Firstly I should say that the photography is simply sumptuous, as one would expect. The cast is solid (am I the only Samantha Morton fan out there?), and there are some excellent musical performances too. Thankfully there is no attempt to out-do Steve Coogan's near-perfect Tony Wilson from 24 Hour Party People - here the Factory boss is played pretty straightly by Craig Parkinson, leaving the comic relief to be provided by Joy Division, and later New Order manager Rob Gretton, played by Toby Kebbell.
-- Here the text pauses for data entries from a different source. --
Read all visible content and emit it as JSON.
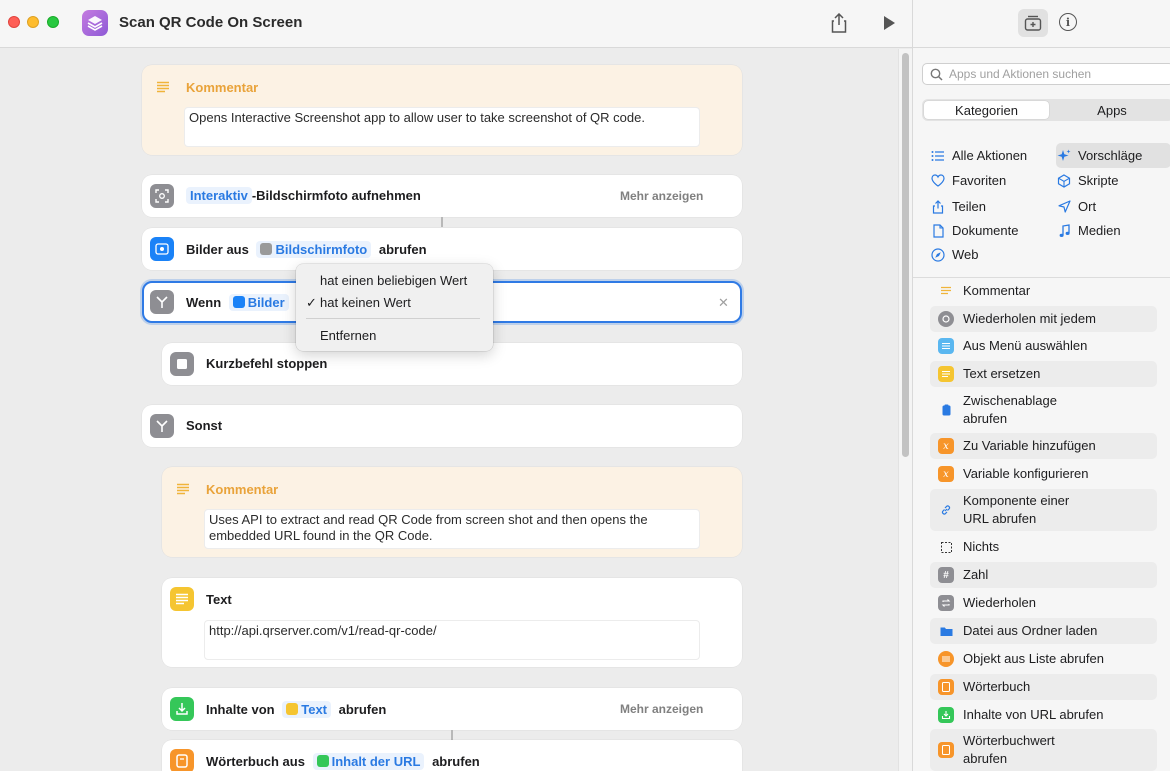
{
  "window": {
    "title": "Scan QR Code On Screen"
  },
  "editor": {
    "comment1": {
      "title": "Kommentar",
      "text": "Opens Interactive Screenshot app to allow user to take screenshot of QR code."
    },
    "action1": {
      "token": "Interaktiv",
      "text": "-Bildschirmfoto aufnehmen",
      "more": "Mehr anzeigen"
    },
    "action2": {
      "prefix": "Bilder aus",
      "token": "Bildschirmfoto",
      "suffix": "abrufen"
    },
    "action3": {
      "prefix": "Wenn",
      "token": "Bilder"
    },
    "action4": {
      "text": "Kurzbefehl stoppen"
    },
    "action5": {
      "text": "Sonst"
    },
    "comment2": {
      "title": "Kommentar",
      "line1": "Uses API to extract and read QR Code from screen shot and then opens the",
      "line2": "embedded URL found in the QR Code."
    },
    "text_action": {
      "title": "Text",
      "value": "http://api.qrserver.com/v1/read-qr-code/"
    },
    "action7": {
      "prefix": "Inhalte von",
      "token": "Text",
      "suffix": "abrufen",
      "more": "Mehr anzeigen"
    },
    "action8": {
      "prefix": "Wörterbuch aus",
      "token": "Inhalt der URL",
      "suffix": "abrufen"
    }
  },
  "menu": {
    "item1": "hat einen beliebigen Wert",
    "item2": "hat keinen Wert",
    "check": "✓",
    "item3": "Entfernen"
  },
  "sidebar": {
    "search_placeholder": "Apps und Aktionen suchen",
    "tabs": {
      "active": "Kategorien",
      "inactive": "Apps"
    },
    "categories": {
      "all": "Alle Aktionen",
      "suggestions": "Vorschläge",
      "favorites": "Favoriten",
      "scripts": "Skripte",
      "share": "Teilen",
      "location": "Ort",
      "documents": "Dokumente",
      "media": "Medien",
      "web": "Web"
    },
    "library": [
      {
        "label": "Kommentar",
        "line2": ""
      },
      {
        "label": "Wiederholen mit jedem",
        "line2": ""
      },
      {
        "label": "Aus Menü auswählen",
        "line2": ""
      },
      {
        "label": "Text ersetzen",
        "line2": ""
      },
      {
        "label": "Zwischenablage",
        "line2": "abrufen"
      },
      {
        "label": "Zu Variable hinzufügen",
        "line2": ""
      },
      {
        "label": "Variable konfigurieren",
        "line2": ""
      },
      {
        "label": "Komponente einer",
        "line2": "URL abrufen"
      },
      {
        "label": "Nichts",
        "line2": ""
      },
      {
        "label": "Zahl",
        "line2": ""
      },
      {
        "label": "Wiederholen",
        "line2": ""
      },
      {
        "label": "Datei aus Ordner laden",
        "line2": ""
      },
      {
        "label": "Objekt aus Liste abrufen",
        "line2": ""
      },
      {
        "label": "Wörterbuch",
        "line2": ""
      },
      {
        "label": "Inhalte von URL abrufen",
        "line2": ""
      },
      {
        "label": "Wörterbuchwert",
        "line2": "abrufen"
      }
    ]
  }
}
A film about a man who commits suicide must have its light moments, yet there can be no discussion of mental illness, the pressures of success and fame, and suicide with out some exploration of the internal torments which go alongside. Frustratingly, it feels like Corbijn is merely touching from a distance here (to quote the title of Deborah Curtis' book, on which the film is based). His direction is prosaic and remote, rather than conceptual and intimate; we as an audience never really get an insight into the workings of this troubled mind. There is no real exploration of a troubled childhood or of the exploration of drugs (prescribed and un-prescribed) or the fascination with altering perceptions and experience. Similarly there is little or no insight into the genius of the lyricist and performer, or how he was driven and inspired (save for one cursory nod to some early Wordsworth reading and Bowie listening)
Sam Riley's Curtis comes across as almost too perfect to be truly convincing as a tortured soul. Curtis was a deeply awkward character - an anti-pinup, if you will - but Riley comes across as somewhat cherubic.The lack of emotional insight and character development means that the audience finds it hard to relate to the the spasmodic on-stage performances (there was laughter at the screening I was at). Corbijn fails to make the psychological link between the singer's state of mind and the expression of it through performance, and eventually his downward spiral into depression.
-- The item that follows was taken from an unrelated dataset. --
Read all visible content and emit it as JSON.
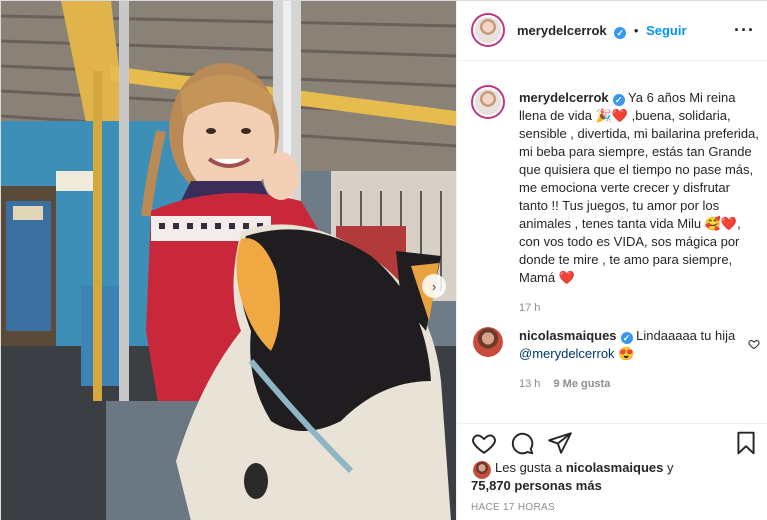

Similarly, we find it hard to truly understand the reasons behind the ultimate, final act. Suicide, and the reasons behind it, must surely be one of the most difficult things to portray through any medium, but Corbijn's withdrawn viewpoint gives us little insight. Instead of a picture of a man torn apart by mental instability, drugs, his own fame, genius, the women he loved and his inability to deal with these issues, we are left with a somewhat puzzling portrait of a slightly-strange-and-troubled-but-nice kid who had it all and threw it away.
I'd highly recommend Deborah Curtis' book, "Touching From A Distance", to get a far more rounded view of one of music's most interesting characters.